One can envisage two possible scenarios. Opposition to the reform hardens, in which case Sarkozy may have to water it down or even withdraw it. This would mark the first major popular victory in Europe against the post-2008 neoliberal order. Alternatively, Sarkozy stays put and imposes a deeply unpopular reform, in which case the political price to pay for the incumbent president would be very high, should he decide to run again in 2012.
Philippe Marliere is a senior lecturer in French politics at University College, London.
On Sept. 27, 2002, the Democratic Republic of Timor-Leste (East Timor) joined the UN to become its 191st member. Since then, two other nations have joined, Montenegro on June 28, 2006, and South Sudan on July 14, 2011. The combined total of the populations of these three nations is just more than half that of Taiwan’s 23.7 million people. East Timor has 1.3 million, Montenegro has slightly more than half a million and South Sudan has 10.9 million. They all are members of the UN, yet much more populous Taiwan is denied membership. Of the three, East Timor, as a Southeast Asian
Taiwan has for decades singlehandedly borne the brunt of a revanchist, ultra-nationalist China — until now. Ever since Australian Prime Minister Scott Morrison had the temerity to call for a transparent, international investigation into the origins of the COVID-19 pandemic, Beijing has been turning the screws on Canberra. This has included unleashing aggressive “wolf warrior” diplomats to intimidate Australian policymakers, enacting punitive tariffs on its exports, and threatening an embargo on Chinese tourists and students to the nation. A tense situation became more serious on June 19 after Morrison revealed that a “sophisticated state-based actor” — read: China — had launched a
There have been media reports that the Chinese People’s Liberation Army (PLA) plans to hold military exercises in August to simulate seizing the Pratas Islands (Dongsha Islands, 東沙群島) in the South China Sea. In the past, only Coast Guard Administration (CGA) personnel have been stationed there, but the Ministry of National Defense has dispatched the Republic of China Marine Corps to the islands, nominally for “ex-situ training,” to prevent a Chinese attack under the guise of military drills. The move is only a temporary measure and not sufficiently proactive. Instead, the government should officially declare sovereignty over the islands and station troops

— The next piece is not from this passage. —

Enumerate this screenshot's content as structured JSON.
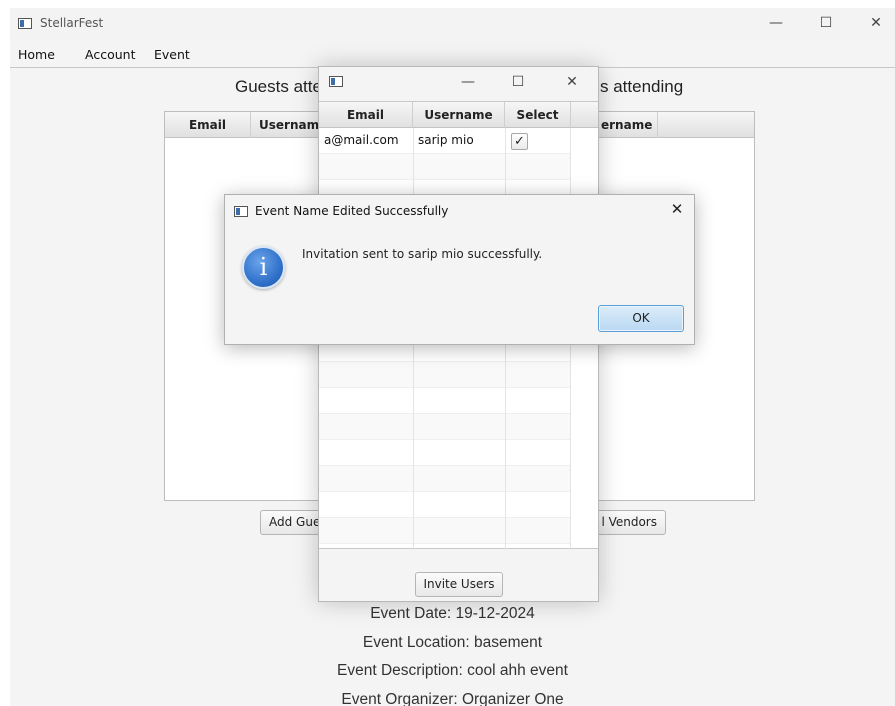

Chinese strongman Xi Jinping (習近平) hasn’t had a very good spring, either economically or politically. Not that long ago, he seemed to be riding high. The PRC economy had been on a long winning streak of more than six percent annual growth, catapulting the world’s most populous nation into the second-largest power, behind only the United States. Hundreds of millions had been brought out of poverty. Beijing’s military too had emerged as the most powerful in Asia, lagging only behind the US, the long-time leader on the global stage. One can attribute much of the recent downturn to the international economic